What you are asked to do >>
Find the lines holding the string "title" in the data, then copy all of them.

[Data about app and page elements]
========================================================================
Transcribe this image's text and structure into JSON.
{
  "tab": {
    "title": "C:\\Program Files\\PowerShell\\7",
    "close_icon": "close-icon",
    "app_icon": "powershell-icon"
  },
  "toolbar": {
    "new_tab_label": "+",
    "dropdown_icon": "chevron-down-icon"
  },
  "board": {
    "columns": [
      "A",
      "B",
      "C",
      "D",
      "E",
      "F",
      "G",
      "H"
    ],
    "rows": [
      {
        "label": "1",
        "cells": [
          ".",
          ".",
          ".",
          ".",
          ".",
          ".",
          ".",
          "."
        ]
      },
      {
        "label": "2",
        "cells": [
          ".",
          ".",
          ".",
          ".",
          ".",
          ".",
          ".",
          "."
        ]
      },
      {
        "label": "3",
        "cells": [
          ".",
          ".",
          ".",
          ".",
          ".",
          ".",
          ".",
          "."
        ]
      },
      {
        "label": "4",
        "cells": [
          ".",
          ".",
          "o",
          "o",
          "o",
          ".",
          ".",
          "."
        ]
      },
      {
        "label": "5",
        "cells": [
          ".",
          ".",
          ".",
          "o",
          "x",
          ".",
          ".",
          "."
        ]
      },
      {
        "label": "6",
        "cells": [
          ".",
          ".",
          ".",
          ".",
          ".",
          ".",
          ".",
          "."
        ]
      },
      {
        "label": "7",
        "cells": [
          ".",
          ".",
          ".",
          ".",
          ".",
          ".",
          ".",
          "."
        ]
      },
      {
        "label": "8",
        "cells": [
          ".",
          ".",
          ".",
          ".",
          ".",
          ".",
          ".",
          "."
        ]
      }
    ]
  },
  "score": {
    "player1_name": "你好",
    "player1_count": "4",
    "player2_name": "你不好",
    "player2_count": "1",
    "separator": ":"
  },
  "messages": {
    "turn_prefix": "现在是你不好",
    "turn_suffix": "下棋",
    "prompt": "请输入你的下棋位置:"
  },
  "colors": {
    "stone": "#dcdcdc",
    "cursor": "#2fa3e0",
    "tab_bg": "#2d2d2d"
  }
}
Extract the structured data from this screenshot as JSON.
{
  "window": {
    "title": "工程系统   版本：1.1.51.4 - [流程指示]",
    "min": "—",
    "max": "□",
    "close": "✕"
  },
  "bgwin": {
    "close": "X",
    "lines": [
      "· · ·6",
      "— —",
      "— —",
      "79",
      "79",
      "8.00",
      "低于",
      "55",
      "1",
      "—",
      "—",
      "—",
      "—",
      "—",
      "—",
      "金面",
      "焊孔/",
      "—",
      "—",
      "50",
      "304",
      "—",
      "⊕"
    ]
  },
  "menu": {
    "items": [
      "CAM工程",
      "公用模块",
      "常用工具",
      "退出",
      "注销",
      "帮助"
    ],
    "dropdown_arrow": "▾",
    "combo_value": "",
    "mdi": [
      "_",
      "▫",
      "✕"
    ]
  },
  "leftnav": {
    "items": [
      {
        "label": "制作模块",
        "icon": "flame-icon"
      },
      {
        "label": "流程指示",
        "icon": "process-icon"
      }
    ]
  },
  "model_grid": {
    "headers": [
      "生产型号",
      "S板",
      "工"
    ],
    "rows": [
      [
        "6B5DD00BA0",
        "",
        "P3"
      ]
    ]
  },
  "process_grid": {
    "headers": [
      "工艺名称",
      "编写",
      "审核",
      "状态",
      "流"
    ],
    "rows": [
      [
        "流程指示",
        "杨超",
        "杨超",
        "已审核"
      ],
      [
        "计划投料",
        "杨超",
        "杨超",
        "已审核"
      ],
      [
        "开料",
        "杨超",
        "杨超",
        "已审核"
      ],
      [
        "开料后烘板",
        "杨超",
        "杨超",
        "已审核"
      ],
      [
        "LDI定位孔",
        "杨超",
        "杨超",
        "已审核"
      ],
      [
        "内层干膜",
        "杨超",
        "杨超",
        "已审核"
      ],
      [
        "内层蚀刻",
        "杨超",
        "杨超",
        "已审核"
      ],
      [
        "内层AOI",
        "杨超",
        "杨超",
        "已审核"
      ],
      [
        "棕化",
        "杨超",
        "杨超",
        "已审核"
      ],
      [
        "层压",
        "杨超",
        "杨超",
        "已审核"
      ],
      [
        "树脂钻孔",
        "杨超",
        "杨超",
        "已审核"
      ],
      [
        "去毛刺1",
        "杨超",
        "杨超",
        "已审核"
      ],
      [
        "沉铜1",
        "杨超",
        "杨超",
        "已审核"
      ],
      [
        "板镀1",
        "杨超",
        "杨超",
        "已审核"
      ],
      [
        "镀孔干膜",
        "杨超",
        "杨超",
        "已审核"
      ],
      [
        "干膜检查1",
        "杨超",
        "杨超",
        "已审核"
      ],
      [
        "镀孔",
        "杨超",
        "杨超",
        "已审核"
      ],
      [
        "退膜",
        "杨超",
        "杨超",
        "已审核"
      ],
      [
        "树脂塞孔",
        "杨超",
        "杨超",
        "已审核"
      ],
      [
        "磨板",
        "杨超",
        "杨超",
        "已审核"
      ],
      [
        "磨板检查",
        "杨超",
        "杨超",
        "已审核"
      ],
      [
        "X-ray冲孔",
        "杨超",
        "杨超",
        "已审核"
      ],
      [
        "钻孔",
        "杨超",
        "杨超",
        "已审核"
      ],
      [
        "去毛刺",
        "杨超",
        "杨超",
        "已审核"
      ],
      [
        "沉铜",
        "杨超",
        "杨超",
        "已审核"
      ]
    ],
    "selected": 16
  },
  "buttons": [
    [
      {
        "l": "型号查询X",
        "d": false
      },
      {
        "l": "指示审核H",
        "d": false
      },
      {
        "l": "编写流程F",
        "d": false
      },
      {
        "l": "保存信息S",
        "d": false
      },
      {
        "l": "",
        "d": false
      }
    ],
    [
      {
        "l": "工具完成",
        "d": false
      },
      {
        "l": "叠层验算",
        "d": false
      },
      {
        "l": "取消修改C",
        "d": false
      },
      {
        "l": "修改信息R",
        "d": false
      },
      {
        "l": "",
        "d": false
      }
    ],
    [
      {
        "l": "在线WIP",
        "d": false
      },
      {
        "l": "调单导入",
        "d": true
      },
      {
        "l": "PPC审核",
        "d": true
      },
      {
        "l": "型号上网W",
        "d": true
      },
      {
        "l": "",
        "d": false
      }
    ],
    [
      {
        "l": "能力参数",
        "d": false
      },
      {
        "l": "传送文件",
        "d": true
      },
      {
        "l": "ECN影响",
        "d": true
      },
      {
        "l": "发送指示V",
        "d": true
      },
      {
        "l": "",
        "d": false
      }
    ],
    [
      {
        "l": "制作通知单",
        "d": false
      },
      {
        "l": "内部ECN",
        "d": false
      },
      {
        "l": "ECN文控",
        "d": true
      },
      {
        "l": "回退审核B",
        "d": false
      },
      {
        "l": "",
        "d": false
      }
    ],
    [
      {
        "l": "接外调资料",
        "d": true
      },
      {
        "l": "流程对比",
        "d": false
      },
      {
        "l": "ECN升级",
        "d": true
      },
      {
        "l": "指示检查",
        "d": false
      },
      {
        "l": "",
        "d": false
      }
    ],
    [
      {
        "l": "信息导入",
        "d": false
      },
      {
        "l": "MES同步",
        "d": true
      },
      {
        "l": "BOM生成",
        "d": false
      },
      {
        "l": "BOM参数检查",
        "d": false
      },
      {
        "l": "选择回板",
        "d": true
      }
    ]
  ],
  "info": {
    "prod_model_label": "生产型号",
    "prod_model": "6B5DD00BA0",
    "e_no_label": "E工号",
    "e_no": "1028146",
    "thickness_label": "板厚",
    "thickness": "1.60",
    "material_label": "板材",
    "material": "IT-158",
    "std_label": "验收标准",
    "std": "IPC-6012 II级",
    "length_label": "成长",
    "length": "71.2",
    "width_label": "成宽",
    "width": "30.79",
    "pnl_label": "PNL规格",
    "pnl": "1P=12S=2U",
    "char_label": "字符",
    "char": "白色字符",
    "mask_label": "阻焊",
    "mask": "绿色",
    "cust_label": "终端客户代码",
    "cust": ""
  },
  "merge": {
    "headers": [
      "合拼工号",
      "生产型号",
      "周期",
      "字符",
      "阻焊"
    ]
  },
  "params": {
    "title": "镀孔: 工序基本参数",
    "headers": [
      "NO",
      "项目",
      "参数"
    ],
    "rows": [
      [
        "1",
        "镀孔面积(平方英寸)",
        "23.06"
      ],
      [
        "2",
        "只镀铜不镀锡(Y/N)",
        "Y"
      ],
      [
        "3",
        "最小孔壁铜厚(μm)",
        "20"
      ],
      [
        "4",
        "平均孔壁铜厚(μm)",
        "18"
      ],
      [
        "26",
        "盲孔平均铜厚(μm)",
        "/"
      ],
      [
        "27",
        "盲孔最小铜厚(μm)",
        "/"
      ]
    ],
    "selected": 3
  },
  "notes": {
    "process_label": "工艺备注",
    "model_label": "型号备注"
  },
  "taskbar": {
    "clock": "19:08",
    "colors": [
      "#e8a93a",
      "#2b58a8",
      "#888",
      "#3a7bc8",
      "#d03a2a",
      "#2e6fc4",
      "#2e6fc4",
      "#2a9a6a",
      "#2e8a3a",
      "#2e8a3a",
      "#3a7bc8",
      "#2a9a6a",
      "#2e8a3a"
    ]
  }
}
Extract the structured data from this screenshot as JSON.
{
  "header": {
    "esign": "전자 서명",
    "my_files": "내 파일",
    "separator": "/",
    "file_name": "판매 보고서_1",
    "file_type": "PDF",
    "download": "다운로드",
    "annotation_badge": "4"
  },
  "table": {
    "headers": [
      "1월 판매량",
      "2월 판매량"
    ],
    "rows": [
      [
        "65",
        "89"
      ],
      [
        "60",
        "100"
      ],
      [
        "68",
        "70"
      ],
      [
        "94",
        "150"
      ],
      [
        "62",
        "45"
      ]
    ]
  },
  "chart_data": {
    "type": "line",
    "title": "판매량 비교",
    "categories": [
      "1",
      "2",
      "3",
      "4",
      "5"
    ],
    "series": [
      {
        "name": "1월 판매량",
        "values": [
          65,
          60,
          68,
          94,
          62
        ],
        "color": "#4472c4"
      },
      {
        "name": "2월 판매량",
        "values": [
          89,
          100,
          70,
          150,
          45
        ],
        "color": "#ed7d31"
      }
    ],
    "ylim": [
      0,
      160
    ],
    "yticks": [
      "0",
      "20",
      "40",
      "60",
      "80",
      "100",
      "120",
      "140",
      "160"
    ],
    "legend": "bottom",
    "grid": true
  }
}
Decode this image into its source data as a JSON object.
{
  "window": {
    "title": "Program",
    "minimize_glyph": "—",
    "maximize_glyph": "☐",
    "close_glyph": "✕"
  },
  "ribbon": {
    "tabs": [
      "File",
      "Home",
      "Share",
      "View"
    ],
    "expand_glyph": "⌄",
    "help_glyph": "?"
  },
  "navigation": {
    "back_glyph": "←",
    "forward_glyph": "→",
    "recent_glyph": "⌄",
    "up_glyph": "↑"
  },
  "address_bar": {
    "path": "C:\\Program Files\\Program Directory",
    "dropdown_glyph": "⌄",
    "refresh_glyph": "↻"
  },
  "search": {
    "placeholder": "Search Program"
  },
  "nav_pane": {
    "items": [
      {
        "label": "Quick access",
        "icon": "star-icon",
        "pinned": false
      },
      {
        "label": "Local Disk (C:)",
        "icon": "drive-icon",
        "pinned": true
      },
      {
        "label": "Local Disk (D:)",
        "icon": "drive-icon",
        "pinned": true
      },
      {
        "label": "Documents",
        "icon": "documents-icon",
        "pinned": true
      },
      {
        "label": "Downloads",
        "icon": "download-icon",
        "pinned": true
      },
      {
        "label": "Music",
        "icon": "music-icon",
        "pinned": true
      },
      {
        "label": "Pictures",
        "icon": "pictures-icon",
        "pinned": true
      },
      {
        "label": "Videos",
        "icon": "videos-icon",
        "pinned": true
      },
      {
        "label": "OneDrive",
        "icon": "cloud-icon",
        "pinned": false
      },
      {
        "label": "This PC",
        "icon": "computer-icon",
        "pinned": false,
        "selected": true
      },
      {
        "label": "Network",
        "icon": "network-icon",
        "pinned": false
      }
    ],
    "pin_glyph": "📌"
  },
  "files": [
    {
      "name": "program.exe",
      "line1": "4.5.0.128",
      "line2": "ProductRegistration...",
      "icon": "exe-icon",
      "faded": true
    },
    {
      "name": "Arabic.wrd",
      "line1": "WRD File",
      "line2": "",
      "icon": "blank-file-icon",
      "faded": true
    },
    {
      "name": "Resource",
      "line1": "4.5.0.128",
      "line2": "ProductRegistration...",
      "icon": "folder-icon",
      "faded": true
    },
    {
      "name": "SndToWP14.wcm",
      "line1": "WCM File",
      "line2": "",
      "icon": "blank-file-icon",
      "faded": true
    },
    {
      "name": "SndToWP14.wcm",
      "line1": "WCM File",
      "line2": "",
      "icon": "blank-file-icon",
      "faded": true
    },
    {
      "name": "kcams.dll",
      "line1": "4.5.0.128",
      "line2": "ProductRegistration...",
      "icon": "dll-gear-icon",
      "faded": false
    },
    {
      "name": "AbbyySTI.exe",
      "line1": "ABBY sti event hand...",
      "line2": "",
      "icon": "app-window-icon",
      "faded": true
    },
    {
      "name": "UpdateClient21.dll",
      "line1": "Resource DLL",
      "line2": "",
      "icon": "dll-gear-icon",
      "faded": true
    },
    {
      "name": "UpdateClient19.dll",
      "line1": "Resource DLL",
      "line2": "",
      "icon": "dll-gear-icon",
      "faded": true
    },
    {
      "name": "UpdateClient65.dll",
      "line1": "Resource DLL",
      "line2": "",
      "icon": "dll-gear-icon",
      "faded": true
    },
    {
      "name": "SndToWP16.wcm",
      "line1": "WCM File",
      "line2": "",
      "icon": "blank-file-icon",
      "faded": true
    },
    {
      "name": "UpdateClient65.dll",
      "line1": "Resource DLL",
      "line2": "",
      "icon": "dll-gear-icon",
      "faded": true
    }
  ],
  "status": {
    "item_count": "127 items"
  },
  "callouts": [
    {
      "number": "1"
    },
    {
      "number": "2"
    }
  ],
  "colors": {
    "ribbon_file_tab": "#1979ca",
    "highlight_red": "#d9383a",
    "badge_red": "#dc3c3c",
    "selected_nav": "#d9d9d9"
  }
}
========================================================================
Answer space >>
    "title": "C:\\Program Files\\PowerShell\\7",
    "title": "工程系统   版本：1.1.51.4 - [流程指示]",
    "title": "镀孔: 工序基本参数",
    "title": "판매량 비교",
    "title": "Program",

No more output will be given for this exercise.